MUSCAT Oman is ranked 18th this year in the World Economic Freedom rankings, up from the 24th spot in 2006, according to the Economic Freedom of the World: 2007 Annual Report, released on Tuesday by the International Research Foundation (IRF) of Oman.
The report was prepared by the Fraser Institute of Canada in association with independent research organizations in 71 countries including the IRF.
Economic freedom in the Sultanate is growing faster than the world average. Director of the Centre for Globalization Studies at the Fraser Institute Fred McMahon said that the report measures the extent to which individuals and families are free to make their own decisions. “You are in the best position to decide what to buy, what to make and what to sell, said McMahon.
It was economic freedom that had transformed Ireland in the about 20 years. From 10 to 20 per cent unemployment it now had a shortage of labour, it had become richer than Canada in terms of per capita income.

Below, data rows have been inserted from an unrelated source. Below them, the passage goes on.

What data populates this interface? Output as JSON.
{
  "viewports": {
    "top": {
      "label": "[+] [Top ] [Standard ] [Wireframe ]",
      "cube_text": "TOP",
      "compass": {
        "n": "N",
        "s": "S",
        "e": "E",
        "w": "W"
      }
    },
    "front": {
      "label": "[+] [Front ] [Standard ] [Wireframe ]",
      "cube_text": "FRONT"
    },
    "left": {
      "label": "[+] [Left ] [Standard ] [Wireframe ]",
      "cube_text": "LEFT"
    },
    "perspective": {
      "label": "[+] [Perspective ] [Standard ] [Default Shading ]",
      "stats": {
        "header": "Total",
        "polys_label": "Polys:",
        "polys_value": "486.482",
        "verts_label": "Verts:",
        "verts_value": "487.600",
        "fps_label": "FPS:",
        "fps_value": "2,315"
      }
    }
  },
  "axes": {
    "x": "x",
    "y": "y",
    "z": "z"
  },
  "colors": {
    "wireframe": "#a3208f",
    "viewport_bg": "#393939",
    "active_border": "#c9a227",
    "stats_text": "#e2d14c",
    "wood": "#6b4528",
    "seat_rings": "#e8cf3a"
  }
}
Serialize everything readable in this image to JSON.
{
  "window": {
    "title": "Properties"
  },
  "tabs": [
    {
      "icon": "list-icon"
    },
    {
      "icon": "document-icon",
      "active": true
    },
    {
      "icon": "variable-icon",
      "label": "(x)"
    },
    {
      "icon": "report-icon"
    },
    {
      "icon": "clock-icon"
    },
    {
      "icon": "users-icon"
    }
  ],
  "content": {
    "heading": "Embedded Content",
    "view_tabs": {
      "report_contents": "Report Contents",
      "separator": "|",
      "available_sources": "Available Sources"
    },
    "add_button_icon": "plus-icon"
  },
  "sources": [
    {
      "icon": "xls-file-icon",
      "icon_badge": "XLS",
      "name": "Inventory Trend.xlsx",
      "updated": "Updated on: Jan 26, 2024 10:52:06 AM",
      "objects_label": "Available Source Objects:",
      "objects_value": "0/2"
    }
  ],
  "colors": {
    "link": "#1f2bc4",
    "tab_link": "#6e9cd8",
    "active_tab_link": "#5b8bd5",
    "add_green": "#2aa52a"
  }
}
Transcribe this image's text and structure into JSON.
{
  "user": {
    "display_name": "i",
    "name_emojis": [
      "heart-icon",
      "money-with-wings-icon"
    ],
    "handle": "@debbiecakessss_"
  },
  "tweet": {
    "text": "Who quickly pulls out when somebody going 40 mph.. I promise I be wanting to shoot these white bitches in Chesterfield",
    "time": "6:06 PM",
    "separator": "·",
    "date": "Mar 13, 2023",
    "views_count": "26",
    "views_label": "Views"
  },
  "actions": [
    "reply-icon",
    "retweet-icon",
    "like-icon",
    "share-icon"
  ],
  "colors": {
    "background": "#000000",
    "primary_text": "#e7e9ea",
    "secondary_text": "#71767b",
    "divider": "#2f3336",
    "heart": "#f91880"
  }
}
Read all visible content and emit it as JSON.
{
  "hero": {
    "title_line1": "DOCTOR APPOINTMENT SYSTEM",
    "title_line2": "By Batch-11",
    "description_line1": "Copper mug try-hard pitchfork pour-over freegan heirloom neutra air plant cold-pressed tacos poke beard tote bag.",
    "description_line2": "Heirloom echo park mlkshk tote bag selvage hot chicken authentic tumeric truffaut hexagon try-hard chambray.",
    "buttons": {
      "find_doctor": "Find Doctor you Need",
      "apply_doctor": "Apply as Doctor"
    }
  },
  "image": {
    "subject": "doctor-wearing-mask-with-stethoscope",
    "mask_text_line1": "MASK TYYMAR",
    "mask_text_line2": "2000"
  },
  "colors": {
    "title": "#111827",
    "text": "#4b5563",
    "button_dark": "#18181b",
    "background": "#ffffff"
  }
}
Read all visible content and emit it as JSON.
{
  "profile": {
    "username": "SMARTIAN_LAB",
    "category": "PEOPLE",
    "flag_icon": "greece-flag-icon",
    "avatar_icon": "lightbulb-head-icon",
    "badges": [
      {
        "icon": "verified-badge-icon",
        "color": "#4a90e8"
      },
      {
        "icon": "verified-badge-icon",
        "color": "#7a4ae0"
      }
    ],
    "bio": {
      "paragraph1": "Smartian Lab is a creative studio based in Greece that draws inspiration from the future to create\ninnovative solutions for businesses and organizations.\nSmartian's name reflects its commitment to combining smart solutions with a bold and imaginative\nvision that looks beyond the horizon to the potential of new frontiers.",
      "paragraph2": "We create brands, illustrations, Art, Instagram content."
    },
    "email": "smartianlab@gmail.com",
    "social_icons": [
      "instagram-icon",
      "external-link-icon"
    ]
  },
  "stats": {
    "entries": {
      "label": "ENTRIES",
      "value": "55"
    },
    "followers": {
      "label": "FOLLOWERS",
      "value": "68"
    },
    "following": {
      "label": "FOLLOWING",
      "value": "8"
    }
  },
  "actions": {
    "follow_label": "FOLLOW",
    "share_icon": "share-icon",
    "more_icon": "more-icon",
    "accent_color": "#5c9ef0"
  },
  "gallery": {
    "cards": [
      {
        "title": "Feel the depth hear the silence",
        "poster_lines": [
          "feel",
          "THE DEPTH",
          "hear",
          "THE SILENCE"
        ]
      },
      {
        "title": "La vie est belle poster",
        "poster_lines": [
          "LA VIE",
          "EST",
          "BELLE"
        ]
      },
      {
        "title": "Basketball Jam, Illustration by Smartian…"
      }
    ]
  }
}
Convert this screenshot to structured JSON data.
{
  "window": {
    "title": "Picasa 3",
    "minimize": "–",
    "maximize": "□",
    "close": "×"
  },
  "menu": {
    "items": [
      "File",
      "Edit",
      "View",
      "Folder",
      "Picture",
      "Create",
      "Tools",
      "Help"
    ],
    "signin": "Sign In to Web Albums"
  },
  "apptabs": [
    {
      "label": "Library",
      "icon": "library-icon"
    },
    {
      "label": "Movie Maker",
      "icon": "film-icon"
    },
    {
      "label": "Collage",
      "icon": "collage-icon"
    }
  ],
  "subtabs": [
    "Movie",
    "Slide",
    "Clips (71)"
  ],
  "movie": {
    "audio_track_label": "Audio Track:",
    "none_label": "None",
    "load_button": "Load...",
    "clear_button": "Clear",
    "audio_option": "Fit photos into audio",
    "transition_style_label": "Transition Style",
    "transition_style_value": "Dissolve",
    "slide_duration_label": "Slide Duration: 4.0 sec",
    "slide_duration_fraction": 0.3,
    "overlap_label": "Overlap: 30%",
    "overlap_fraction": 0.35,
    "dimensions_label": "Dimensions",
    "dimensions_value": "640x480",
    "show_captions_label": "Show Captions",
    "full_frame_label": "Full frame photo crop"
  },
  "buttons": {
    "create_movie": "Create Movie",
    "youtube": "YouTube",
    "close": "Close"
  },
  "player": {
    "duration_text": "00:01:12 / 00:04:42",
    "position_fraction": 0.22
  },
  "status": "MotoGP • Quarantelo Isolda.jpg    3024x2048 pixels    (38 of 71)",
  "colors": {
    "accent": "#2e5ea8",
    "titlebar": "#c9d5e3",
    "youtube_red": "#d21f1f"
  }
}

“Very poor regions like Hong Kong and Singapore had become prosperous by establishing economically free economies,” said McMahon. Hong Kong tops international rankings for economic freedom, with Singapore a close second and New Zealand in the third spot. Hong Kong gets 8.9 out of 10, Singapore gets 8.8, US gets 8.1, Germany and Oman is ranked 18th with 7.6.
The Sultanate is just behind the UAE for regional lead.
The report uses 42 measures to create the index. They include the legal system, size of government taxation, trade regulation and tariff. Oman’s scores (higher value indicates greater freedom) in key components are: Size of government changed to 5.7 from 5.9 in last year’s report; legal structures and security of property rights changed to 7.7 from 7.5; access to sound money changed to 9.4 from 8.6; freedom to trade internationally changed to 7.3 from 7.8; regulation of credit, labour and business changed to 8.0 from 6.6.
McMahon said if Oman had to go further, it should reduce the size of government. Government consumption was very high at 35.5 per cent and it crowds out the private sector and reduces economic freedom. In the legal system the achievements were great, but there were complaints that the enforcement of contracts was slow, complicated and difficult, said McMahon.
Omani Centre for Investment Promotion and Export Development CEO Dr Salem Al Ismaily said such reports help attract investment as prospective investors study the country before deciding to invest. He said presently $15 billion in investment was on the ground and the volume was very high pushing up the cost of cement.
The Economic Freedom of the World report, 2007, also includes research which shows that by liberalizing trade with foreign nations, economically free countries can exert a positive even if modest impact on economic freedom in less free nations.